>>>

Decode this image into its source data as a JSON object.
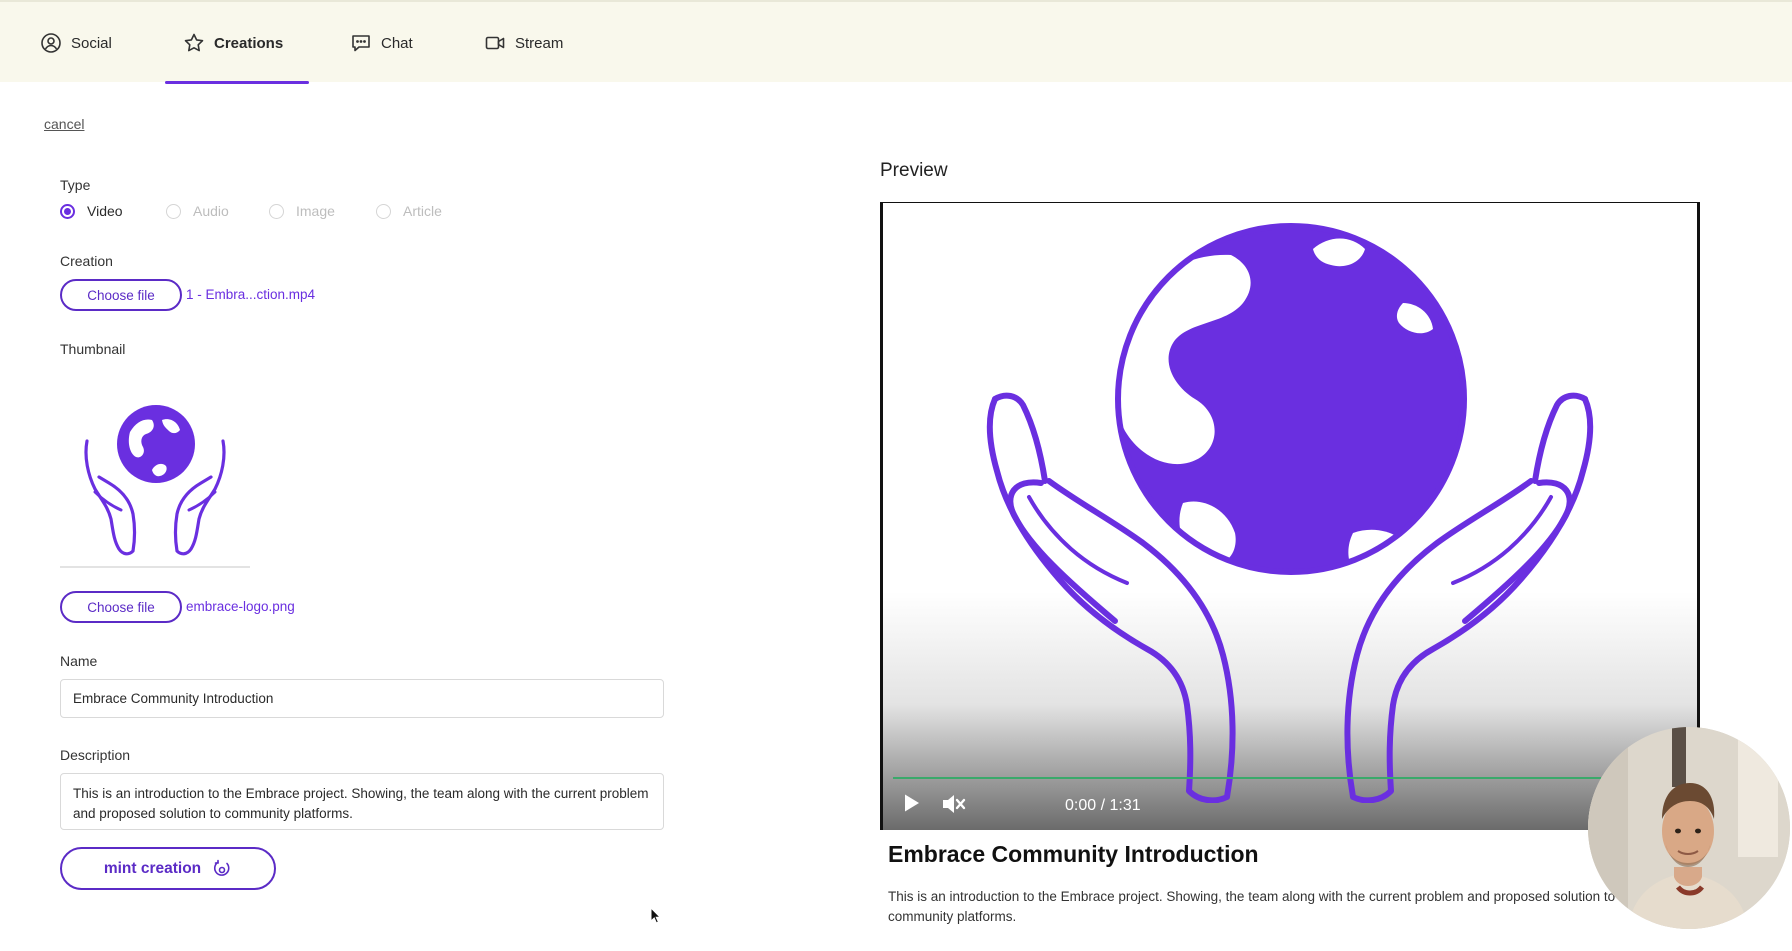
{
  "nav": {
    "tabs": [
      {
        "label": "Social",
        "icon": "user-circle-icon"
      },
      {
        "label": "Creations",
        "icon": "star-icon",
        "active": true
      },
      {
        "label": "Chat",
        "icon": "chat-bubble-icon"
      },
      {
        "label": "Stream",
        "icon": "video-camera-icon"
      }
    ]
  },
  "form": {
    "cancel_label": "cancel",
    "type_label": "Type",
    "type_options": [
      {
        "label": "Video",
        "selected": true
      },
      {
        "label": "Audio",
        "selected": false
      },
      {
        "label": "Image",
        "selected": false
      },
      {
        "label": "Article",
        "selected": false
      }
    ],
    "creation_label": "Creation",
    "creation_button": "Choose file",
    "creation_file": "1 - Embra...ction.mp4",
    "thumbnail_label": "Thumbnail",
    "thumbnail_button": "Choose file",
    "thumbnail_file": "embrace-logo.png",
    "name_label": "Name",
    "name_value": "Embrace Community Introduction",
    "description_label": "Description",
    "description_value": "This is an introduction to the Embrace project.  Showing, the team along with the current problem and proposed solution to community platforms.",
    "mint_label": "mint creation"
  },
  "preview": {
    "title": "Preview",
    "time": "0:00 / 1:31",
    "progress": 0,
    "video_title": "Embrace Community Introduction",
    "video_description": "This is an introduction to the Embrace project. Showing, the team along with the current problem and proposed solution to community platforms."
  },
  "colors": {
    "accent": "#6a2fe0",
    "nav_bg": "#f9f8ec",
    "progress": "#3aa96b"
  }
}
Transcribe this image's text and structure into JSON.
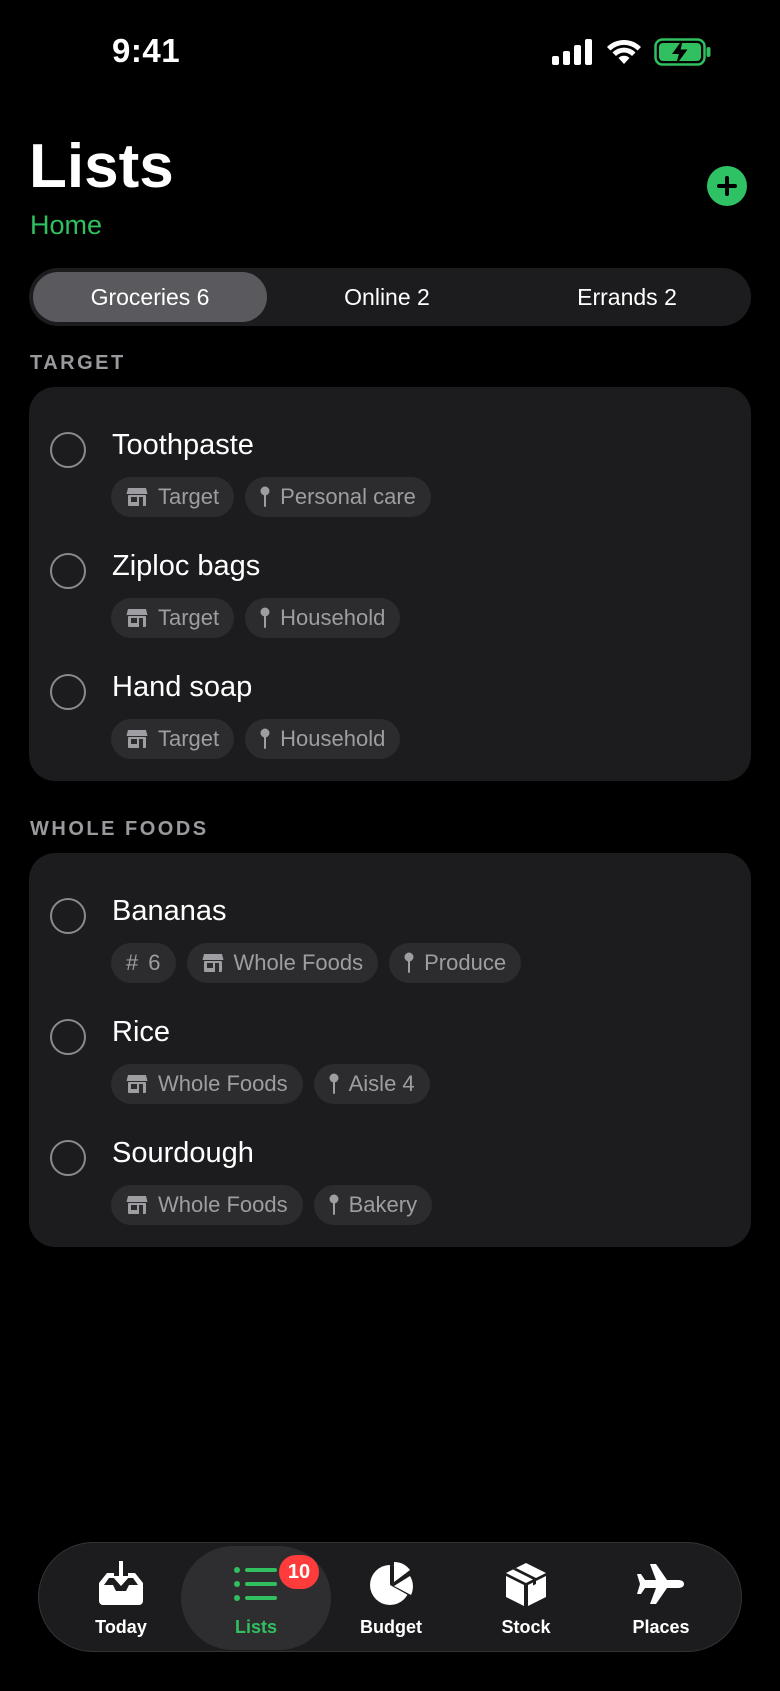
{
  "status_bar": {
    "time": "9:41"
  },
  "header": {
    "title": "Lists",
    "subtitle": "Home"
  },
  "segments": [
    {
      "label": "Groceries 6",
      "active": true
    },
    {
      "label": "Online 2",
      "active": false
    },
    {
      "label": "Errands 2",
      "active": false
    }
  ],
  "sections": [
    {
      "header": "TARGET",
      "items": [
        {
          "title": "Toothpaste",
          "store": "Target",
          "location": "Personal care"
        },
        {
          "title": "Ziploc bags",
          "store": "Target",
          "location": "Household"
        },
        {
          "title": "Hand soap",
          "store": "Target",
          "location": "Household"
        }
      ]
    },
    {
      "header": "WHOLE FOODS",
      "items": [
        {
          "title": "Bananas",
          "quantity": "6",
          "store": "Whole Foods",
          "location": "Produce"
        },
        {
          "title": "Rice",
          "store": "Whole Foods",
          "location": "Aisle 4"
        },
        {
          "title": "Sourdough",
          "store": "Whole Foods",
          "location": "Bakery"
        }
      ]
    }
  ],
  "tab_bar": {
    "tabs": [
      {
        "label": "Today",
        "icon": "inbox-tray-icon"
      },
      {
        "label": "Lists",
        "icon": "list-icon",
        "badge": "10",
        "active": true
      },
      {
        "label": "Budget",
        "icon": "pie-chart-icon"
      },
      {
        "label": "Stock",
        "icon": "box-icon"
      },
      {
        "label": "Places",
        "icon": "airplane-icon"
      }
    ]
  },
  "colors": {
    "accent": "#30c060",
    "badge": "#ff3b3b",
    "card": "#1c1c1e",
    "tag": "#2c2c2e"
  }
}
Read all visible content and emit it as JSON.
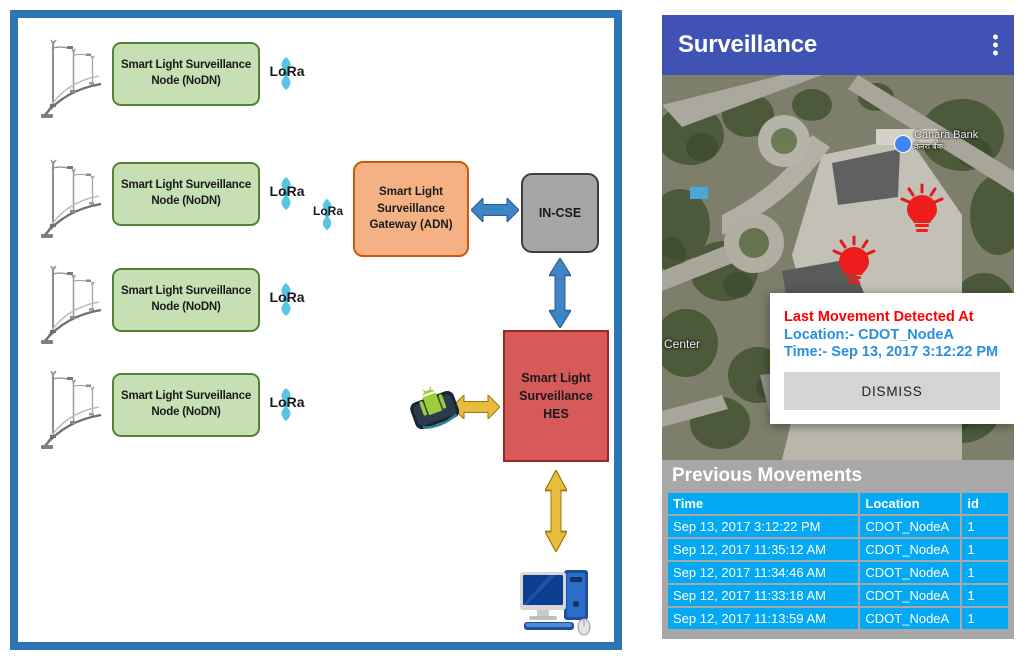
{
  "diagram": {
    "nodes": [
      {
        "label": "Smart Light Surveillance Node (NoDN)",
        "radio": "LoRa"
      },
      {
        "label": "Smart Light Surveillance Node (NoDN)",
        "radio": "LoRa"
      },
      {
        "label": "Smart Light Surveillance Node (NoDN)",
        "radio": "LoRa"
      },
      {
        "label": "Smart Light Surveillance Node (NoDN)",
        "radio": "LoRa"
      }
    ],
    "gateway": {
      "label": "Smart Light Surveillance Gateway (ADN)",
      "radio": "LoRa"
    },
    "in_cse": {
      "label": "IN-CSE"
    },
    "hes": {
      "label": "Smart Light Surveillance HES"
    },
    "phone_icon": "android-phone-icon",
    "pc_icon": "desktop-computer-icon",
    "colors": {
      "frame": "#2e75b6",
      "node_fill": "#c6e0b4",
      "node_border": "#548235",
      "gateway_fill": "#f4b183",
      "gateway_border": "#c55a11",
      "incse_fill": "#a6a6a6",
      "incse_border": "#3f3f3f",
      "hes_fill": "#d75a5a",
      "hes_border": "#a02622",
      "arrow_blue": "#2e75b6",
      "arrow_gold": "#bf8f00"
    }
  },
  "app": {
    "title": "Surveillance",
    "overflow_icon": "three-dots-vertical-icon",
    "app_bar_color": "#4053b5",
    "map": {
      "poi_label": "Canara Bank",
      "poi_label_secondary": "कैनरा बैंक",
      "poi_label_2": "Center",
      "marker_icon": "red-light-bulb-marker"
    },
    "dialog": {
      "title": "Last Movement Detected At",
      "location": "Location:- CDOT_NodeA",
      "time": "Time:- Sep 13, 2017 3:12:22 PM",
      "dismiss_label": "DISMISS",
      "title_color": "#ff0000",
      "text_color": "#2a8fe0"
    },
    "table": {
      "heading": "Previous Movements",
      "columns": [
        "Time",
        "Location",
        "id"
      ],
      "rows": [
        [
          "Sep 13, 2017 3:12:22 PM",
          "CDOT_NodeA",
          "1"
        ],
        [
          "Sep 12, 2017 11:35:12 AM",
          "CDOT_NodeA",
          "1"
        ],
        [
          "Sep 12, 2017 11:34:46 AM",
          "CDOT_NodeA",
          "1"
        ],
        [
          "Sep 12, 2017 11:33:18 AM",
          "CDOT_NodeA",
          "1"
        ],
        [
          "Sep 12, 2017 11:13:59 AM",
          "CDOT_NodeA",
          "1"
        ]
      ],
      "header_color": "#03a9f4",
      "block_color": "#a8a8a8"
    }
  }
}
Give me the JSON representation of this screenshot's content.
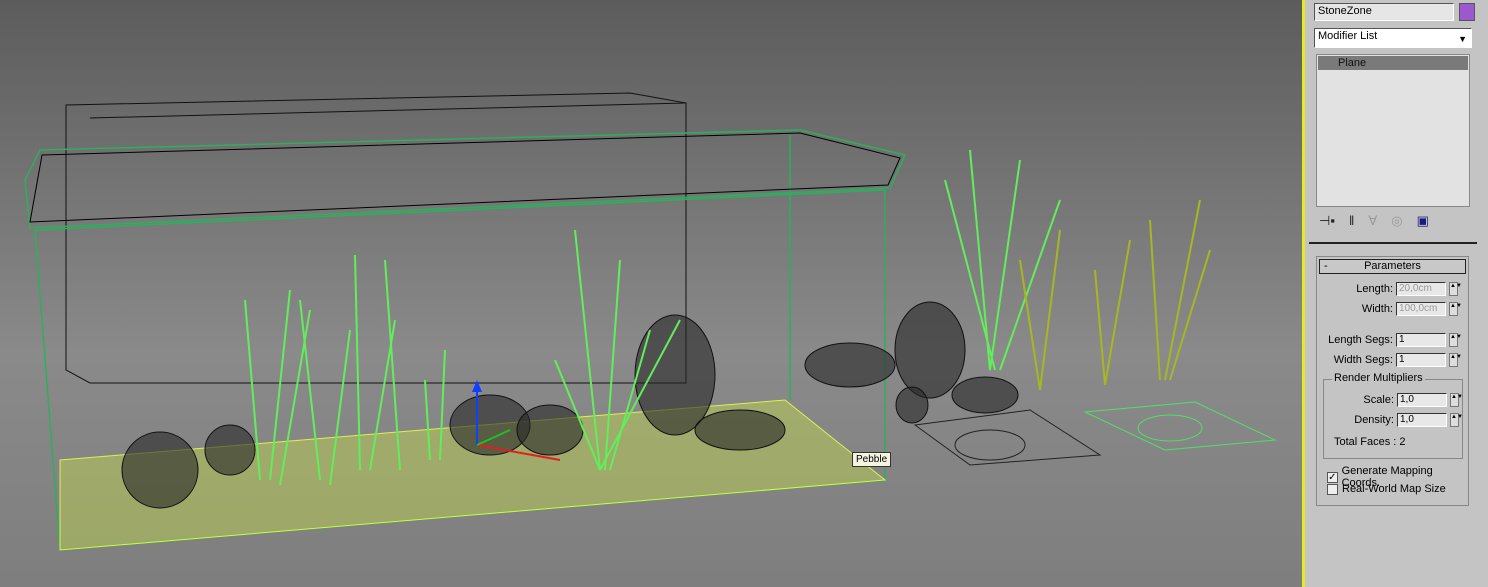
{
  "viewport": {
    "tooltip": "Pebble"
  },
  "panel": {
    "object_name": "StoneZone",
    "object_color": "#9b59d0",
    "modifier_list": "Modifier List",
    "stack": [
      "Plane"
    ],
    "toolbar_icons": [
      "pin-stack-icon",
      "show-end-result-icon",
      "make-unique-icon",
      "remove-modifier-icon",
      "configure-modifier-sets-icon"
    ],
    "parameters": {
      "title": "Parameters",
      "collapse": "-",
      "length_label": "Length:",
      "length": "20,0cm",
      "width_label": "Width:",
      "width": "100,0cm",
      "length_segs_label": "Length Segs:",
      "length_segs": "1",
      "width_segs_label": "Width Segs:",
      "width_segs": "1",
      "render_group": "Render Multipliers",
      "scale_label": "Scale:",
      "scale": "1,0",
      "density_label": "Density:",
      "density": "1,0",
      "total_faces": "Total Faces : 2",
      "gen_mapping": "Generate Mapping Coords.",
      "gen_mapping_checked": true,
      "real_world": "Real-World Map Size",
      "real_world_checked": false
    }
  }
}
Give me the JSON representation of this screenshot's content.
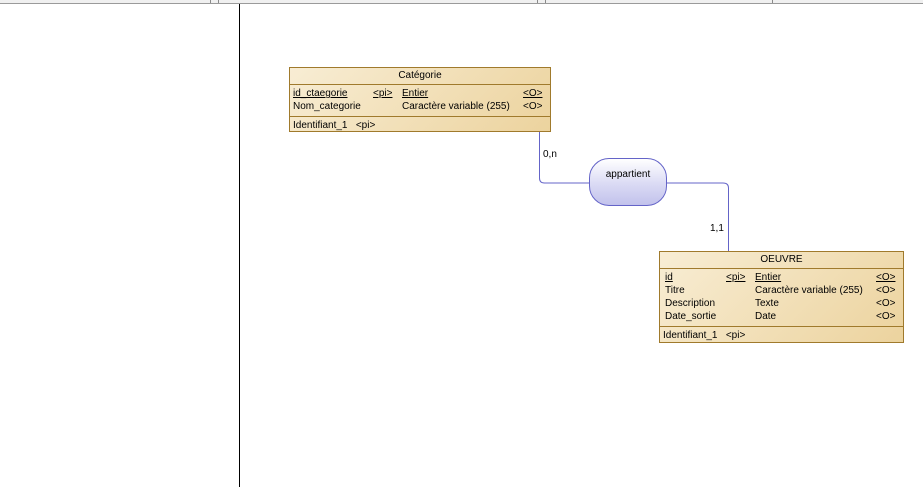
{
  "entities": {
    "categorie": {
      "title": "Catégorie",
      "attributes": [
        {
          "name": "id_ctaegorie",
          "tag": "<pi>",
          "type": "Entier",
          "mandatory": "<O>"
        },
        {
          "name": "Nom_categorie",
          "tag": "",
          "type": "Caractère variable (255)",
          "mandatory": "<O>"
        }
      ],
      "identifier": "Identifiant_1",
      "identifier_tag": "<pi>"
    },
    "oeuvre": {
      "title": "OEUVRE",
      "attributes": [
        {
          "name": "id",
          "tag": "<pi>",
          "type": "Entier",
          "mandatory": "<O>"
        },
        {
          "name": "Titre",
          "tag": "",
          "type": "Caractère variable (255)",
          "mandatory": "<O>"
        },
        {
          "name": "Description",
          "tag": "",
          "type": "Texte",
          "mandatory": "<O>"
        },
        {
          "name": "Date_sortie",
          "tag": "",
          "type": "Date",
          "mandatory": "<O>"
        }
      ],
      "identifier": "Identifiant_1",
      "identifier_tag": "<pi>"
    }
  },
  "relationship": {
    "label": "appartient",
    "cardinality_categorie": "0,n",
    "cardinality_oeuvre": "1,1"
  },
  "colors": {
    "entity_border": "#a07a2c",
    "entity_fill": "#ecd39e",
    "relationship_border": "#6464c8",
    "relationship_fill": "#dadaf4",
    "connector": "#6464c8"
  }
}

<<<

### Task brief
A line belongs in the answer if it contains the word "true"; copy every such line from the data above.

### Your solution
        "active": true
        "selected": true
      "active": true
        "active": true
      "gen_mapping_checked": true,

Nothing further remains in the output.